We moved on to the next page, which is where the real fun began.
My eight-year old conversation partner looked carefully, thought for a while, and announced that there must have been more than six grapefruit on the previous page because there are more than six on this page.
I asked, “How do you know?” and it turns out he was visually pairing the grapefruit halves on this page. He used his fingers to show me the pairs he made, but he was having trouble keeping track of their number. So when he came out with more than six pairs of grapefruit halves on this page, that meant there must have been more grapefruit in the bowl.
We flipped pages back and forth several times while sorting this out, and he finally concluded that there were six grapefruit on both pages. Children rarely have math tasks that connect this way, but they expect that the tasks should connect. It was delightful to watch this expectation play out.
Next up was the avocado page.
He thought for a bit and decided there were “seven point five avocados”. I thought I knew how he knew—same as the grapefruit—but I asked to be sure, and I was wrong.
“Three fives is fifteen, and then divide by two.”
It took a few more exchanges to extract that dividing by two makes sense here because there should be half as many whole avocados as there are half-avocados. Of course this is brilliant and important mathematics, and it arose in the context of making sense of a meaningful counting situation. Also notable is that three fives was a fact he retrieved quickly while three fours (of grapefruit halves) did not seem to occur to him.

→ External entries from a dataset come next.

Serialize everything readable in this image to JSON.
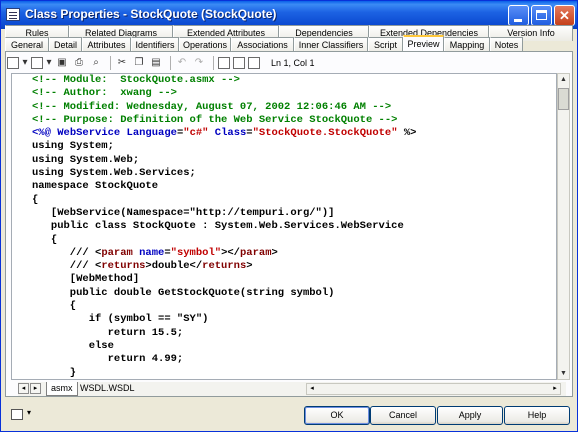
{
  "window": {
    "title": "Class Properties - StockQuote (StockQuote)"
  },
  "tabs": {
    "row1": [
      {
        "label": "Rules"
      },
      {
        "label": "Related Diagrams"
      },
      {
        "label": "Extended Attributes"
      },
      {
        "label": "Dependencies"
      },
      {
        "label": "Extended Dependencies"
      },
      {
        "label": "Version Info"
      }
    ],
    "row2": [
      {
        "label": "General"
      },
      {
        "label": "Detail"
      },
      {
        "label": "Attributes"
      },
      {
        "label": "Identifiers"
      },
      {
        "label": "Operations"
      },
      {
        "label": "Associations"
      },
      {
        "label": "Inner Classifiers"
      },
      {
        "label": "Script"
      },
      {
        "label": "Preview"
      },
      {
        "label": "Mapping"
      },
      {
        "label": "Notes"
      }
    ],
    "active": "Preview"
  },
  "toolbar": {
    "position": "Ln 1, Col 1"
  },
  "code": {
    "lines": [
      [
        {
          "t": "<!-- Module:  StockQuote.asmx -->",
          "c": "c-comment"
        }
      ],
      [
        {
          "t": "<!-- Author:  xwang -->",
          "c": "c-comment"
        }
      ],
      [
        {
          "t": "<!-- Modified: Wednesday, August 07, 2002 12:06:46 AM -->",
          "c": "c-comment"
        }
      ],
      [
        {
          "t": "<!-- Purpose: Definition of the Web Service StockQuote -->",
          "c": "c-comment"
        }
      ],
      [
        {
          "t": "<%@ ",
          "c": "c-dir"
        },
        {
          "t": "WebService ",
          "c": "c-dir"
        },
        {
          "t": "Language",
          "c": "c-kw"
        },
        {
          "t": "=",
          "c": "c-plain"
        },
        {
          "t": "\"c#\"",
          "c": "c-str"
        },
        {
          "t": " Class",
          "c": "c-kw"
        },
        {
          "t": "=",
          "c": "c-plain"
        },
        {
          "t": "\"StockQuote.StockQuote\"",
          "c": "c-str"
        },
        {
          "t": " %>",
          "c": "c-plain"
        }
      ],
      [
        {
          "t": "using System;",
          "c": "c-plain"
        }
      ],
      [
        {
          "t": "using System.Web;",
          "c": "c-plain"
        }
      ],
      [
        {
          "t": "using System.Web.Services;",
          "c": "c-plain"
        }
      ],
      [
        {
          "t": "namespace StockQuote",
          "c": "c-plain"
        }
      ],
      [
        {
          "t": "{",
          "c": "c-plain"
        }
      ],
      [
        {
          "t": "   [WebService(Namespace=\"http://tempuri.org/\")]",
          "c": "c-plain"
        }
      ],
      [
        {
          "t": "   public class StockQuote : System.Web.Services.WebService",
          "c": "c-plain"
        }
      ],
      [
        {
          "t": "   {",
          "c": "c-plain"
        }
      ],
      [
        {
          "t": "      /// <",
          "c": "c-plain"
        },
        {
          "t": "param",
          "c": "c-attr"
        },
        {
          "t": " name",
          "c": "c-kw"
        },
        {
          "t": "=",
          "c": "c-plain"
        },
        {
          "t": "\"symbol\"",
          "c": "c-str"
        },
        {
          "t": "></",
          "c": "c-plain"
        },
        {
          "t": "param",
          "c": "c-attr"
        },
        {
          "t": ">",
          "c": "c-plain"
        }
      ],
      [
        {
          "t": "      /// <",
          "c": "c-plain"
        },
        {
          "t": "returns",
          "c": "c-attr"
        },
        {
          "t": ">double</",
          "c": "c-plain"
        },
        {
          "t": "returns",
          "c": "c-attr"
        },
        {
          "t": ">",
          "c": "c-plain"
        }
      ],
      [
        {
          "t": "      [WebMethod]",
          "c": "c-plain"
        }
      ],
      [
        {
          "t": "      public double GetStockQuote(string symbol)",
          "c": "c-plain"
        }
      ],
      [
        {
          "t": "      {",
          "c": "c-plain"
        }
      ],
      [
        {
          "t": "         if (symbol == \"SY\")",
          "c": "c-plain"
        }
      ],
      [
        {
          "t": "            return 15.5;",
          "c": "c-plain"
        }
      ],
      [
        {
          "t": "         else",
          "c": "c-plain"
        }
      ],
      [
        {
          "t": "            return 4.99;",
          "c": "c-plain"
        }
      ],
      [
        {
          "t": "      }",
          "c": "c-plain"
        }
      ],
      [
        {
          "t": "   }",
          "c": "c-plain"
        }
      ],
      [
        {
          "t": "}",
          "c": "c-plain"
        }
      ]
    ]
  },
  "subtabs": [
    {
      "label": "asmx"
    },
    {
      "label": "WSDL.WSDL"
    }
  ],
  "buttons": {
    "ok": "OK",
    "cancel": "Cancel",
    "apply": "Apply",
    "help": "Help"
  },
  "colors": {
    "comment": "#008000",
    "keyword": "#0000c0",
    "string": "#c00000",
    "titlebar": "#0a48d0"
  }
}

The lesson here is that children are brilliant. They build math out of their everyday experiences, and when you offer them opportunities they apply the math they know to make further sense of their worlds.